*What is needed:* Each entry that follows is to be duplicated exactly, without its images.

*Data records:*
◆ ◆ ◆ ◆ ◆
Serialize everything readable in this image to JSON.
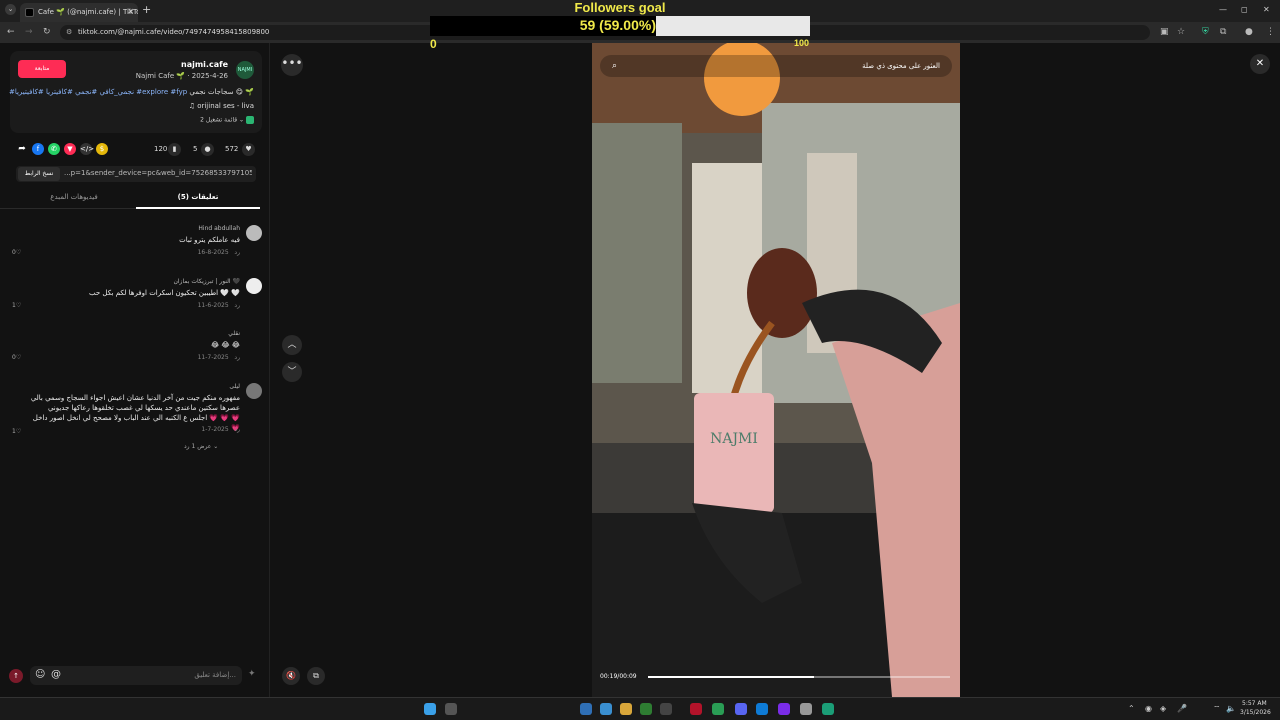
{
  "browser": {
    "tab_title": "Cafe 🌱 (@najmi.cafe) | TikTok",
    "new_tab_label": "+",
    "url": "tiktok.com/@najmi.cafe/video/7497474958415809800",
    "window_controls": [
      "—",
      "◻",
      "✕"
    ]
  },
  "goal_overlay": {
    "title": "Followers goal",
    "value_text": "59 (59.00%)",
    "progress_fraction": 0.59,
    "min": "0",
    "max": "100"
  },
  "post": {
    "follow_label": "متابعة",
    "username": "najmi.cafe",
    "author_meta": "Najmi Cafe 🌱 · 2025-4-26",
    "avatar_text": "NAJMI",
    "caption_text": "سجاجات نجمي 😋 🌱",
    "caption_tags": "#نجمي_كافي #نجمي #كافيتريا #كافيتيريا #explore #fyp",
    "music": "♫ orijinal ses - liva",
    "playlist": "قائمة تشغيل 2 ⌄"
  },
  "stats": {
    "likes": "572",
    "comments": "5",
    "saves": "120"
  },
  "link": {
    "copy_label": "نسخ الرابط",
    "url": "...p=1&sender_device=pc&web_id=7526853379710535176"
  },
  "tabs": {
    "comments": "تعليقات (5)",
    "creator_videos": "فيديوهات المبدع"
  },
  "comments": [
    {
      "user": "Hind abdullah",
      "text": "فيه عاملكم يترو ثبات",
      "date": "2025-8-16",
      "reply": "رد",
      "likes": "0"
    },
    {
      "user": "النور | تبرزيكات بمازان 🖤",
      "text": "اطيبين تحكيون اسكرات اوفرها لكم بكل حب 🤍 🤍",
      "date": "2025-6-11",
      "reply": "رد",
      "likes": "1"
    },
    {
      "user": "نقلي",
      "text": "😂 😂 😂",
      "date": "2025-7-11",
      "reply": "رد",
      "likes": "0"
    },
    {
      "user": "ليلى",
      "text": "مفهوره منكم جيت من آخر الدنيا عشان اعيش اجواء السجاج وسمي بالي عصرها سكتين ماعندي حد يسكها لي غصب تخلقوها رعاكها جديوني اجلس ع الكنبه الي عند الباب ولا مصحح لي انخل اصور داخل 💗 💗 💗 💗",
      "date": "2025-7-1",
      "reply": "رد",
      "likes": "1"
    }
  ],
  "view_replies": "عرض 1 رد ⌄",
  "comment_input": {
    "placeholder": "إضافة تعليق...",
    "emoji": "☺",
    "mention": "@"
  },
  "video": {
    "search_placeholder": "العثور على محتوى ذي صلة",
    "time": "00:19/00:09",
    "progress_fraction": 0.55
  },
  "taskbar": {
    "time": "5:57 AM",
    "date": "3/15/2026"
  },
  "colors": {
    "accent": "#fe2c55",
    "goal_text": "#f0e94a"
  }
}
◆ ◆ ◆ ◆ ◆
*Reply to the task:*
Serialize everything readable in this image to JSON.
{
  "browser": {
    "tab_title": "Cafe 🌱 (@najmi.cafe) | TikTok",
    "new_tab_label": "+",
    "url": "tiktok.com/@najmi.cafe/video/7497474958415809800",
    "window_controls": [
      "—",
      "◻",
      "✕"
    ]
  },
  "goal_overlay": {
    "title": "Followers goal",
    "value_text": "59 (59.00%)",
    "progress_fraction": 0.59,
    "min": "0",
    "max": "100"
  },
  "post": {
    "follow_label": "متابعة",
    "username": "najmi.cafe",
    "author_meta": "Najmi Cafe 🌱 · 2025-4-26",
    "avatar_text": "NAJMI",
    "caption_text": "سجاجات نجمي 😋 🌱",
    "caption_tags": "#نجمي_كافي #نجمي #كافيتريا #كافيتيريا #explore #fyp",
    "music": "♫ orijinal ses - liva",
    "playlist": "قائمة تشغيل 2 ⌄"
  },
  "stats": {
    "likes": "572",
    "comments": "5",
    "saves": "120"
  },
  "link": {
    "copy_label": "نسخ الرابط",
    "url": "...p=1&sender_device=pc&web_id=7526853379710535176"
  },
  "tabs": {
    "comments": "تعليقات (5)",
    "creator_videos": "فيديوهات المبدع"
  },
  "comments": [
    {
      "user": "Hind abdullah",
      "text": "فيه عاملكم يترو ثبات",
      "date": "2025-8-16",
      "reply": "رد",
      "likes": "0"
    },
    {
      "user": "النور | تبرزيكات بمازان 🖤",
      "text": "اطيبين تحكيون اسكرات اوفرها لكم بكل حب 🤍 🤍",
      "date": "2025-6-11",
      "reply": "رد",
      "likes": "1"
    },
    {
      "user": "نقلي",
      "text": "😂 😂 😂",
      "date": "2025-7-11",
      "reply": "رد",
      "likes": "0"
    },
    {
      "user": "ليلى",
      "text": "مفهوره منكم جيت من آخر الدنيا عشان اعيش اجواء السجاج وسمي بالي عصرها سكتين ماعندي حد يسكها لي غصب تخلقوها رعاكها جديوني اجلس ع الكنبه الي عند الباب ولا مصحح لي انخل اصور داخل 💗 💗 💗 💗",
      "date": "2025-7-1",
      "reply": "رد",
      "likes": "1"
    }
  ],
  "view_replies": "عرض 1 رد ⌄",
  "comment_input": {
    "placeholder": "إضافة تعليق...",
    "emoji": "☺",
    "mention": "@"
  },
  "video": {
    "search_placeholder": "العثور على محتوى ذي صلة",
    "time": "00:19/00:09",
    "progress_fraction": 0.55
  },
  "taskbar": {
    "time": "5:57 AM",
    "date": "3/15/2026"
  },
  "colors": {
    "accent": "#fe2c55",
    "goal_text": "#f0e94a"
  }
}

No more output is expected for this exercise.